Whether you think it’s a good thing or not, citizen journalism is on the rise. Not a shock there, as many of us carry potent 3G-connected computers bedecked with better-than-HD cameras in our pockets. This tech is also useful for journalists in remote or perilous areas, and that’s likely what Apple’s got in mind with a recent patent application pointing the way to advanced pocket-based broadcasting.
The patent hinges on the processing power contained in handheld devices like the iPhone or iPad, and the fact that in addition to having rear-facing high resolution cameras, the iDevices also have front-facing webcams (which in the future will likely be upgraded to HD resolution).
The typical on-location news interview setup has a lone cameraman, simple sound-recording gear and a single journalist–which means fill-in shots have to be recorded separately to show the interviewer as well as interviewee. Apple’s realized its twin-cam devices actually boost the power of a lone journalist to simultaneously record their target on video and the target audio, all while also capturing fill-in shots with a picture-in-picture interface. Sure makes video editing on the fly easier.
Apple’s imagined application uses smart image and audio recognition software, controlled by the journalist. In “interview mode” the iPhone could monitor both front-facing and rear-facing video and audio streams, and automatically switch between them when the interviewer or interviewee is talking–it may even look for lip movements to better detect speech.

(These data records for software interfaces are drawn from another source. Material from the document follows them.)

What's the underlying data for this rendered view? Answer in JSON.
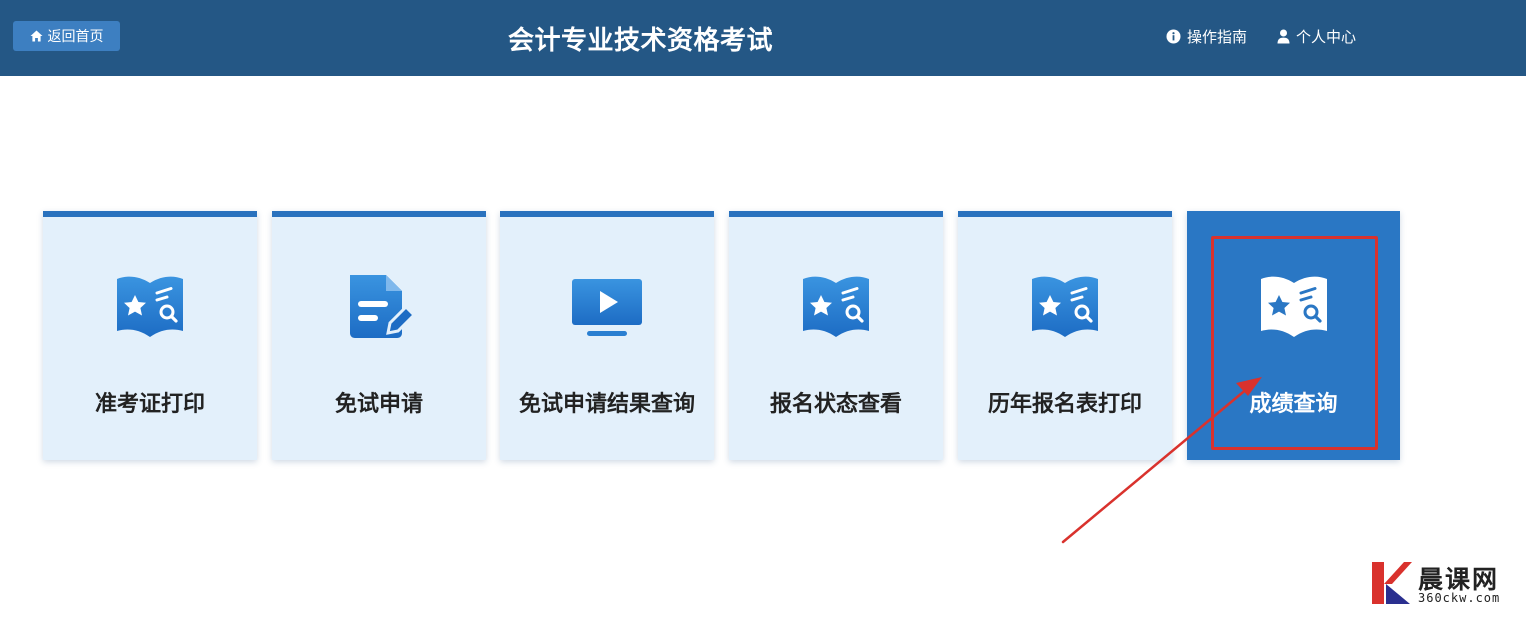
{
  "header": {
    "home_label": "返回首页",
    "title": "会计专业技术资格考试",
    "guide_label": "操作指南",
    "profile_label": "个人中心",
    "background_color": "#245785"
  },
  "cards": [
    {
      "label": "准考证打印",
      "icon": "book-star-search-icon"
    },
    {
      "label": "免试申请",
      "icon": "document-edit-icon"
    },
    {
      "label": "免试申请结果查询",
      "icon": "video-monitor-icon"
    },
    {
      "label": "报名状态查看",
      "icon": "book-star-search-icon"
    },
    {
      "label": "历年报名表打印",
      "icon": "book-star-search-icon"
    },
    {
      "label": "成绩查询",
      "icon": "book-star-search-icon",
      "active": true
    }
  ],
  "colors": {
    "card_bg": "#e3f0fb",
    "card_accent": "#2a72be",
    "active_bg": "#2a77c4",
    "highlight": "#d9322d"
  },
  "watermark": {
    "name": "晨课网",
    "url": "360ckw.com"
  }
}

Meanwhile in “report mode” the app would by default capture rear-facing footage of the scene, only switching to cover the journalist when speaking, or when commanding the app to do so. Apple suggests the feed could be automatically transmitted for live reception at a news agency, or recorded for later editing in the field (or possibly on the device itself–Apple’s already made iOS a very powerful video editing system). In an even simpler version, the phone would transmit a multi-plexed camera feed directly to a remote editor, or record it for later more accurate editing. This last part is what raises all sorts of prospects for near-360-degree video footage of a dramatic news scene, as the reporter wouldn’t necessarily have to place themselves in the front-facing scene.
Pretty simple, sure, but often the best ideas are simple. And the potent image capture skills such a device could employ could definitely transform the worst “citizen journalism” into more interesting pieces, and also could give journalists a more traditional news broadcasting facility in difficult spots (think of those journalists being shepherded around by government handlers in Libya). It’s also tech that news agencies like the BBC and CNN could utilize with their existing field-reporting/citizen journalism plans.